LONG running concerns surrounding the management of The Pillars cliff jumping site continue to frustrate Mornington Peninsula Shire Council.
While it acknowledges that the amenity of Mount Martha residents needs to be protected from discarded litter, overcrowded streets, and even occasional abuse from unwanted visitors, there’s no denying they will continue to come – and to climb through, or over, fences to get to the water.
The Pillars remain a major visitor attraction, despite lack of parking or ease of access.
The mayor Cr Despi O’Connor said while the shire had “trialed a range of actions as part of a long term Pillars’ management plan, we continue to welcome any ideas for consideration that will help address some of the local challenges”.
During a recent interview on ABC Radio with morning presenter Virginia Trioli, the mayor mentioned the need to “think out of the box” to fix these “challenges”.
“The fence wasn’t working; people were still getting in there,” she said later, referring to concrete blocks, wire barriers and signs erected along the Esplanade during the 2018-2019 summer to keep thrill-seekers at bay.
Police refused to climb the fence to check on alcohol bans brought in by the shire at The Pillars and nearby streets.
The shire has used a drone to monitor the site but adopted no new tactics – possibly because no one has thought of anything “out of the box” – since closing tracks, revegetating areas if clifftop and erecting signs aimed at reducing erosion and warning visitors of cliff instability.
The shire’s website says surrounding streets will continue to be patrolled for illegal parking and fines will be issued wherever possible.
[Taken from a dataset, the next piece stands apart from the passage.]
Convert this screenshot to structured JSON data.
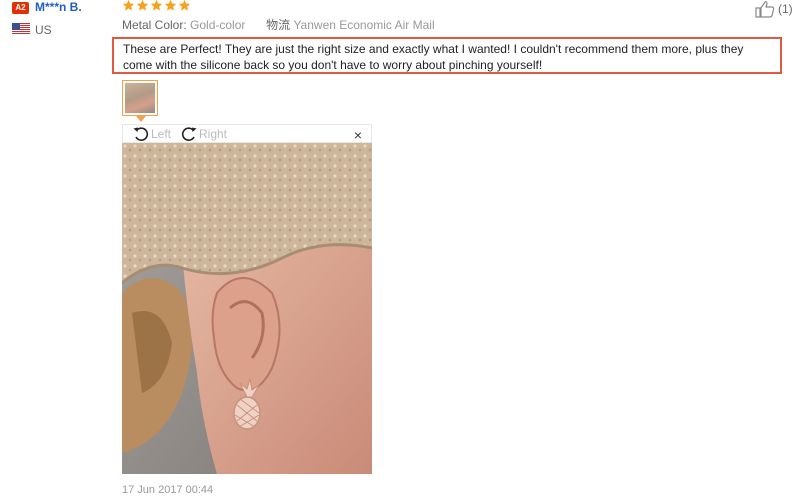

Litter will be collected, and shire bins emptied daily during peak season. Officers would monitor visitor numbers and other activities.
Cr O’Connor said any long term management plan would include information about Aboriginal shell middens. “Two … middens were recorded during the 1970s and a further shell midden and artefact scatter have been recorded within 200 metres of the activity area”.
“This is evidence of the significant value of the area in our cultural heritage and living culture.”
She said Aboriginals would most likely have been “jumping off the cliffs” for a seaside frolic over millennia. “It’s just knowledge that I know,” she said.
The shire will continue to work with the community, state government, Victoria Police, Country Fire Authority, Parks Victoria, Life Saving Victoria and Bunurong Land Council to implement actions as part of its long term management plan, the mayor said.